Justin Rozier grew up never knowing his father, an Army first lieutenant who was killed in action in Iraq when Justin was just nine months old. So you can imagine his surprise last month when, on his 15th birthday, he received as a gift the same 1999 Toyota Celica convertible his dad once drove but had been offloaded all those years ago. How his mother found the car is a tale of luck, the power of social media and the goodwill of strangers eager to help out the family of a fallen veteran. Jonathan David Rozier was killed by an unexploded rocket-propelled grenade in Baghdad on July 19, 2003, leaving behind his newborn son and his wife, Jessica Johns.
Soon after, she was able to forfeit the loan and return the car to Toyota to help pay for Justin's daycare.

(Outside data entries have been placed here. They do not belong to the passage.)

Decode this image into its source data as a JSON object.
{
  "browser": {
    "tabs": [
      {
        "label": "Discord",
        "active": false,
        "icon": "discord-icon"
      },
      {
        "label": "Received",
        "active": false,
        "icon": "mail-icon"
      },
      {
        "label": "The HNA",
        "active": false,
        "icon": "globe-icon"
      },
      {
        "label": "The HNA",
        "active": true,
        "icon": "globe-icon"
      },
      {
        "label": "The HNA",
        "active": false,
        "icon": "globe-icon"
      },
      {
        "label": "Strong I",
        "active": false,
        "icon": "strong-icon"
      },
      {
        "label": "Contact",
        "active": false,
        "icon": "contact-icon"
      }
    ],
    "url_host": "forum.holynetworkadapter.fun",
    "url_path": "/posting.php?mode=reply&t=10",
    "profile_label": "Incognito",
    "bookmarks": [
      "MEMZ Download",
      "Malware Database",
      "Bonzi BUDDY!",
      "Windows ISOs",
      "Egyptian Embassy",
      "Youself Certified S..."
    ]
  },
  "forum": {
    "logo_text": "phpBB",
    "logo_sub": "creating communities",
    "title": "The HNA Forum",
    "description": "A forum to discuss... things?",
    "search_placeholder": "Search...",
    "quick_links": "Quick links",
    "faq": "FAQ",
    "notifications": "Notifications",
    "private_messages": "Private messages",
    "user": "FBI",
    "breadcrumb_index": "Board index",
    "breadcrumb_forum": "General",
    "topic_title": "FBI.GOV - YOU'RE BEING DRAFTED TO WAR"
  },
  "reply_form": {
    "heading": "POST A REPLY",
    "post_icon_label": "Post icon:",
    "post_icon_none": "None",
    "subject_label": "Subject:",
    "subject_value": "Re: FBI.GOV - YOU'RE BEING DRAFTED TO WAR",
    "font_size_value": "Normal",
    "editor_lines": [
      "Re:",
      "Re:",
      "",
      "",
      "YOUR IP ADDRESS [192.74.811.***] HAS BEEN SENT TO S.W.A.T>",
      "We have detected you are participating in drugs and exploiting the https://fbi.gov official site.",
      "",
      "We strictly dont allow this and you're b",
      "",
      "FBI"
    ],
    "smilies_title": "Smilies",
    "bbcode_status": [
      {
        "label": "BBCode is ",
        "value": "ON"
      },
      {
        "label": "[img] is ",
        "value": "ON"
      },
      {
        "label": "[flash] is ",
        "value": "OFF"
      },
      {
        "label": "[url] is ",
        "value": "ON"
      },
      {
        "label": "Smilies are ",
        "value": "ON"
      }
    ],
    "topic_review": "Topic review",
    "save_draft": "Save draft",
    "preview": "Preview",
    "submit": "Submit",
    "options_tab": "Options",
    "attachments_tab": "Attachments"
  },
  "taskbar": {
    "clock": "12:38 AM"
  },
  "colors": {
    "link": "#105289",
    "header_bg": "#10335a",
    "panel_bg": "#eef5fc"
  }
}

Life, as it does, went on. But as his birthday approached, Justin told his mom he'd love to one day have any car that his father once owned. "Just knowing that he had it, it's a whole lot different than just any other thing, really," he told CBS News. In August, his mother found the old car's registration and figured she had to try to find the car, as improbable as it seemed. So she turned to Facebook, posting the car's VIN along with photos of the actual car, her son and his late father, adding "If you facebookers could work your magic and help me find it, it would be an amazing present for his 16th birthday if it hasn't become a tin can by now." Her Facebook network obliged, doing sleuth work and quickly establishing that the car was in fact still in use and had last been registered in June in Pleasant Grove, Utah. Five days after her post, Johns had an update for her friends: "We've been in contact with the owner and he's selling us the car for Justin!!! He said he really loves the little car but he knows it will mean more to Justin. "My faith in humanity is strong today." From there, Johns heard from a Utah nonprofit organization called Follow The Flag, which set up a GoFundMe campaign to raise money to help her buy back the car and pay for repairs. The organization also tapped students at Brigham Young to redo the upholstery on the car's tattered seats. "It's what we do, it's something we do in hopes of inspiring others," Kyle Fox, the organization's founder, told NBC News. He drove it to Justin's home in Moore, Texas, for his 15th birthday (a year ahead of the hoped-for surprise). "It's a link to the past for him," Johns said. "It's a big thing for me too. I never got to see him come home. So that just one moment right there was – I think I needed that."